The sentence is something like "Just touching is fine, right?", or something similar to this.
I'm not much of a translator myself, but there are a few bits you could look out for when translating Japanese. Short answer to your question is, yes that does mean いい. The long answer is, い― carries a different feeling/emotion than simply いい.
Different ways of representing a word all hold different meanings behind the speaker/author's intention. For example, you will sometimes see certain Japanese words in hiragana that could have been written in kanji. You see this often when children speak. This is because when they pronounce difficult words, they treat the word as if it were a compound of several syllables. Technically, this is of course true, but for an adult with more experience in difficult words, they treat the word as a 'whole.' On paper, writing in kanji gives off a more mature feeling about them, while writing in hiragana gives you an easy/childish/(sometimes happy) feeling.

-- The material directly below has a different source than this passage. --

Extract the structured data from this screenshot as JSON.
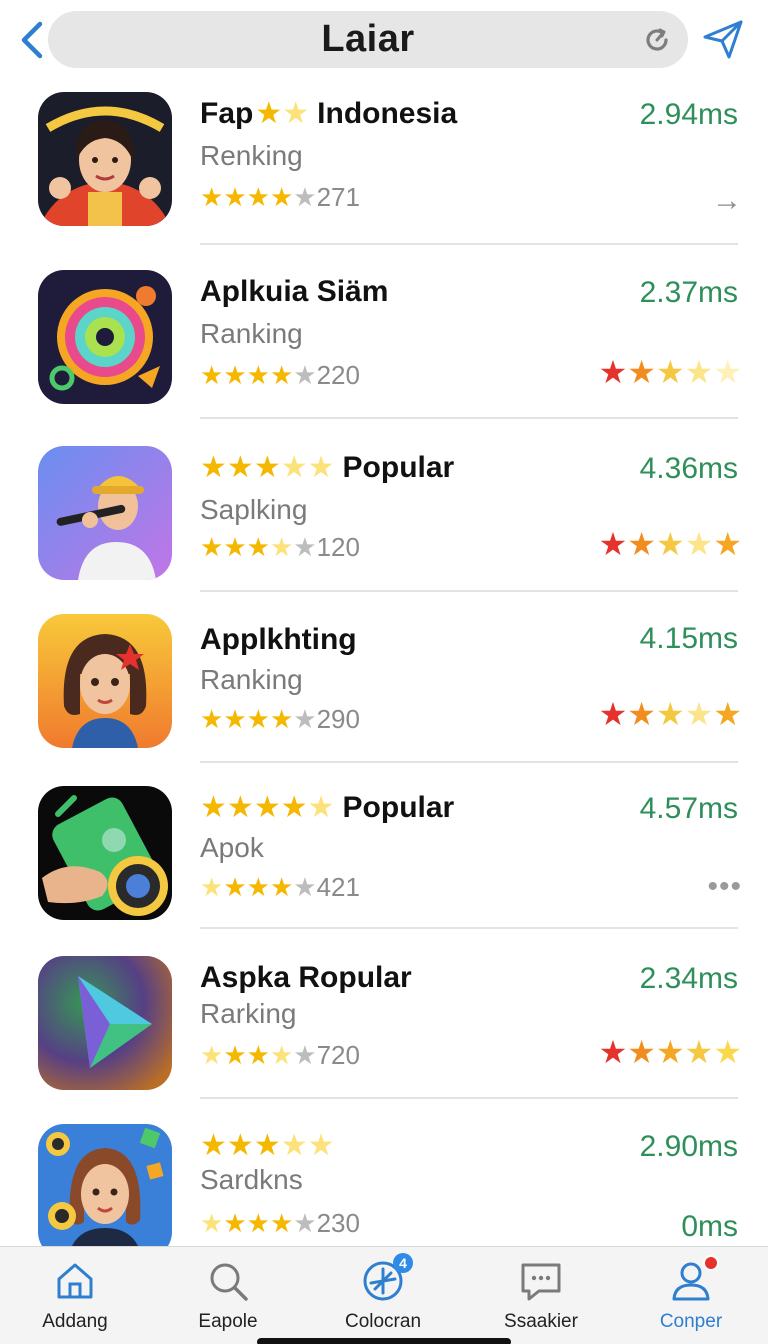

For words or sentences pronounced weirdly or slightly off from how it should sound, they are tend to be written in katakana. You see this most often when foreigners or non-humans (monsters) speak. On paper, katakana feels more 'distant' and 'isolated' from what you're used to, especially when whole sentences are in katakana.

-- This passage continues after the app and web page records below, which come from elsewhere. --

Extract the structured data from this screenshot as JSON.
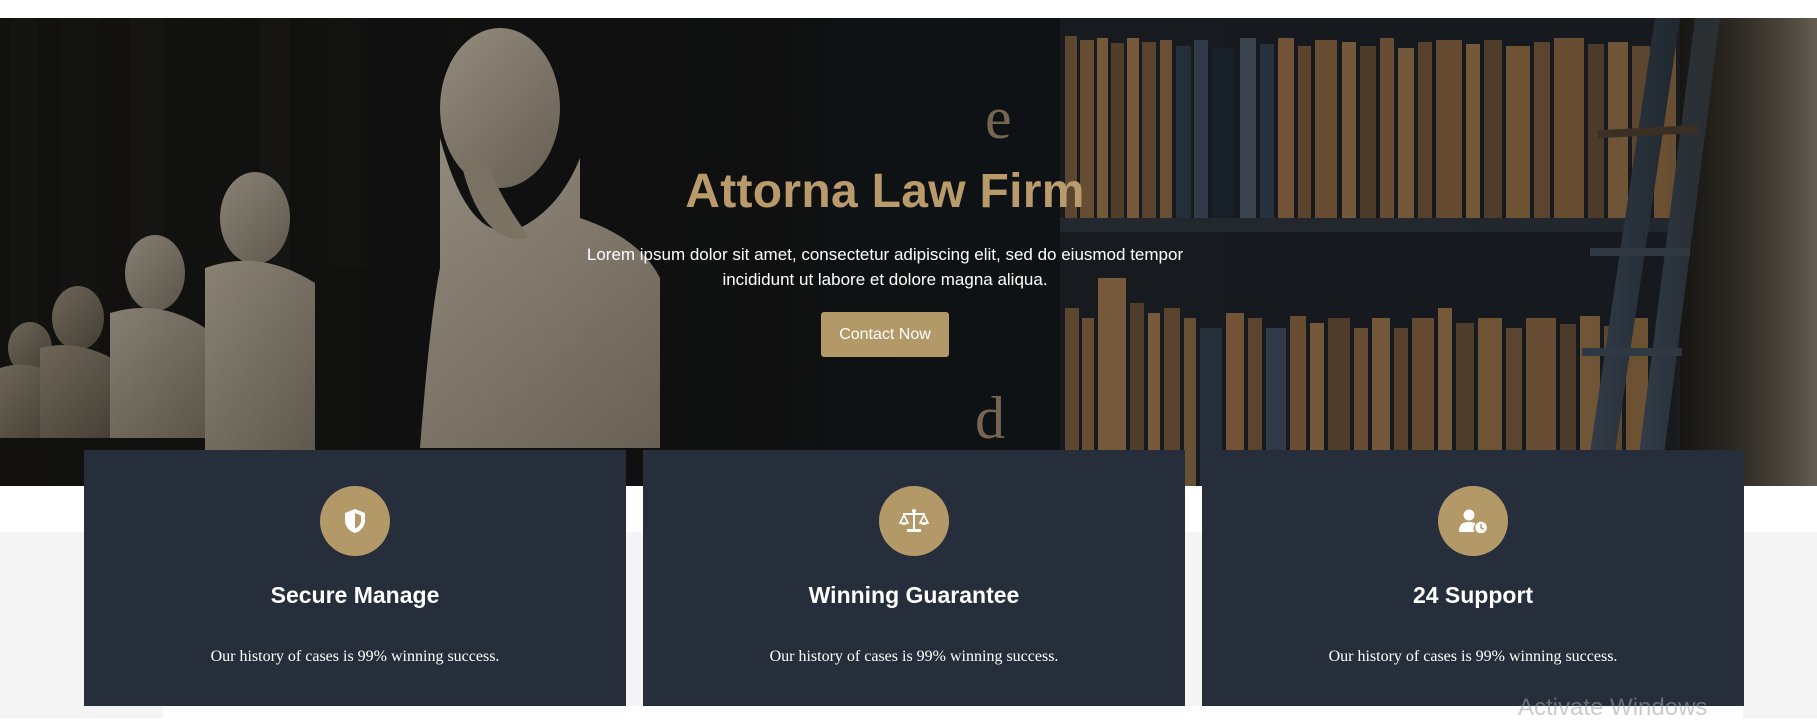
{
  "hero": {
    "title": "Attorna Law Firm",
    "description": "Lorem ipsum dolor sit amet, consectetur adipiscing elit, sed do eiusmod tempor incididunt ut labore et dolore magna aliqua.",
    "cta_label": "Contact Now",
    "bg_letters": [
      "e",
      "d"
    ]
  },
  "features": [
    {
      "icon": "shield-icon",
      "title": "Secure Manage",
      "text": "Our history of cases is 99% winning success."
    },
    {
      "icon": "scales-icon",
      "title": "Winning Guarantee",
      "text": "Our history of cases is 99% winning success."
    },
    {
      "icon": "user-clock-icon",
      "title": "24 Support",
      "text": "Our history of cases is 99% winning success."
    }
  ],
  "watermark": "Activate Windows",
  "colors": {
    "accent": "#b39868",
    "title_gold": "#b99b6b",
    "card_bg": "#262d3b",
    "section_bg": "#f4f4f4"
  }
}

In the case of い―じゃないか, there is a notable emphasis on the word "い―", possibly elongated i.e. the girl is holding the いい sound effectively longer than what your typical いい should sound like.

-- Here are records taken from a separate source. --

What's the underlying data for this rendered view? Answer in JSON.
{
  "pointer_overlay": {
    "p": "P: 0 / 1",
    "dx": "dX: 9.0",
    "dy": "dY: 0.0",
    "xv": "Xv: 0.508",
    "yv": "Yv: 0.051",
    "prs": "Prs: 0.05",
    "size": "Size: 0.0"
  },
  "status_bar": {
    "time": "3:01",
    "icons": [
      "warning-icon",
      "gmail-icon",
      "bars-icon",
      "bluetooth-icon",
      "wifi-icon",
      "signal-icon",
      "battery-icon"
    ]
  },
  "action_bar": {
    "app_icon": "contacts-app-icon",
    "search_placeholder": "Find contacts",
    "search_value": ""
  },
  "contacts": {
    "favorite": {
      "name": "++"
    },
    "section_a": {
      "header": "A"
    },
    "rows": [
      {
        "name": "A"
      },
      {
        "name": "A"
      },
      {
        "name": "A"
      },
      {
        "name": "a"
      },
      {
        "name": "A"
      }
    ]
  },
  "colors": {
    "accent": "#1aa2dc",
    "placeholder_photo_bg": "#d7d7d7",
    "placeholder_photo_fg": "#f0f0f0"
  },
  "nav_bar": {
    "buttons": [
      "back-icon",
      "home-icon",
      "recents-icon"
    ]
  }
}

Do note however, not everything can be retained when you translate from Japanese to English. I'm specifically referring to these implicit/suggestive emotions/feelings behind the way the dialogues are written on paper. Being able to get the general gist of feeling is one thing, the way you choose to present the dialogues in English is totally at your own discretion. In this case, there's probably no good way to present the slightly different emotion behind the い― without changing the literal meaning, so I guess you could translate it normally. (The non-literal choice could be something like: "Aah~ Why not?" but of course, the "Aah" sound is not in the original dialogue.)
(In conclusion, to be honest, a lot of information is already lost upon translating 僕, 俺, 私, わたし, あたし, ボク, オレ, ワシ etc. so you might as well not worry too much )
EDIT: And oh, yes the meaning of the phrase is as Guren no heya kara says.
Last edited by Utsune; September 18, 2013 at 08:15 AM.
I'll translate the first one for you, because it's funny.
"It greatly concerns me that the sugar rusk flavored umaibou[a Japanese snack] has got no hole!![the normal umaibou has it]...but it's delicious!! (Masashi)."